Last week, a group of female protesters dressed as handmaids from the popular show “The Handmaid’s Tale” ventured through the Ohio Statehouse in protest of Senate Bill 145, which would restrict abortion methods. Although protesting often involves hyperbole designed to make a point, this goes too far. Equating the abortion debate to a dystopian show where women are used as incubator slaves is intellectually dishonest––and, frankly, deeply offensive.
The bill they were protesting would ban dilation and evacuation procedures, which are exactly what they sound like––the cervix is dilated, and suction is used to get the fetus out. They’ve come under scrutiny in many states because they’re used when the fetus is more developed, so laws restricting them are fairly common.
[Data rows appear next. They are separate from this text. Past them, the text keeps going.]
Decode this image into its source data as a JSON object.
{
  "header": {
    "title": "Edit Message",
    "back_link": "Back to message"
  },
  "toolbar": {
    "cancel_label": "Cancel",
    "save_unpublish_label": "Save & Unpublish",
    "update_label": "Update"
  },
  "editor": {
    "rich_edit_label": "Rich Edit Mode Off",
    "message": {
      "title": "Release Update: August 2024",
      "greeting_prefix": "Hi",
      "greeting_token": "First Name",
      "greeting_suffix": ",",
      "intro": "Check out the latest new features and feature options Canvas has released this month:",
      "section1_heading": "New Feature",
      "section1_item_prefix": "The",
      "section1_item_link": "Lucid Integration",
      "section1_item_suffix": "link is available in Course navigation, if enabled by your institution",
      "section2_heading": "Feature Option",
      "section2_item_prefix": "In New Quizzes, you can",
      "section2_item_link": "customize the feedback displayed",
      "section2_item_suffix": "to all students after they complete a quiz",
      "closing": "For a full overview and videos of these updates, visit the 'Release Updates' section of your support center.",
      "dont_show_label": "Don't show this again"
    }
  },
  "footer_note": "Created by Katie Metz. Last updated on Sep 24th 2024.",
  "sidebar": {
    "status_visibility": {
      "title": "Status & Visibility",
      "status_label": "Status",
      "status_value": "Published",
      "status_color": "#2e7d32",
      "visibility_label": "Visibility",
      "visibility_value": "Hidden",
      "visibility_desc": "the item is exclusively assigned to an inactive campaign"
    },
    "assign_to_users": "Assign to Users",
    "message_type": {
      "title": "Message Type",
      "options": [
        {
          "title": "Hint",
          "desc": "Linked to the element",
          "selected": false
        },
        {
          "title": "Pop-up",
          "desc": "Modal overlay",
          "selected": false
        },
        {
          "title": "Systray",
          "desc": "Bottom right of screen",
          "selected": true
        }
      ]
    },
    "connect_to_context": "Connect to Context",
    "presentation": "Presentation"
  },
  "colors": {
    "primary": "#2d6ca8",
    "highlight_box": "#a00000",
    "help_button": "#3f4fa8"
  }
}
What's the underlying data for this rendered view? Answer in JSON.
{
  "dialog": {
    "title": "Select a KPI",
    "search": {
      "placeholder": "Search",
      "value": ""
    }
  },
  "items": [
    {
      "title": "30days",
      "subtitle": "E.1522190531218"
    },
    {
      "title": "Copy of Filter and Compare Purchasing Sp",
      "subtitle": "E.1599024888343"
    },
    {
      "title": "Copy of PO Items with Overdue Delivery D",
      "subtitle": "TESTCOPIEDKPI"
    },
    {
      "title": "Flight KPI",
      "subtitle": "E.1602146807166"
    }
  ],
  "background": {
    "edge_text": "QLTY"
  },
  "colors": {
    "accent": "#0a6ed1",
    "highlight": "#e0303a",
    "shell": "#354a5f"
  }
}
Read more in The Washington Examiner
Change—terrifying change in society—can happen quickly. It rarely happens as quickly as we imagine.
Margaret Atwood’s 1985 speculative fiction classic The Handmaid’s Tale has just aired its eighth episode of a Hulu television adaptation. Previously turned into a clunky Canadian movie in 1990, this new version is beautifully shot, well-cast, and stars Mad Men’s Elizabeth Moss who easily carries the role of a shrewd, frightened and wry woman, concealing fury and a determination to survive the theocracy she finds herself in. Moss plays Offred nee June, the eponymous woman whose narration states she “once had another name–but it’s forbidden.” She’s had a child before. She’s presumably fertile. Her husband was previously married, so their union doesn’t count in this new world, and she has been become birthing chattel.
Read more at SpliceToday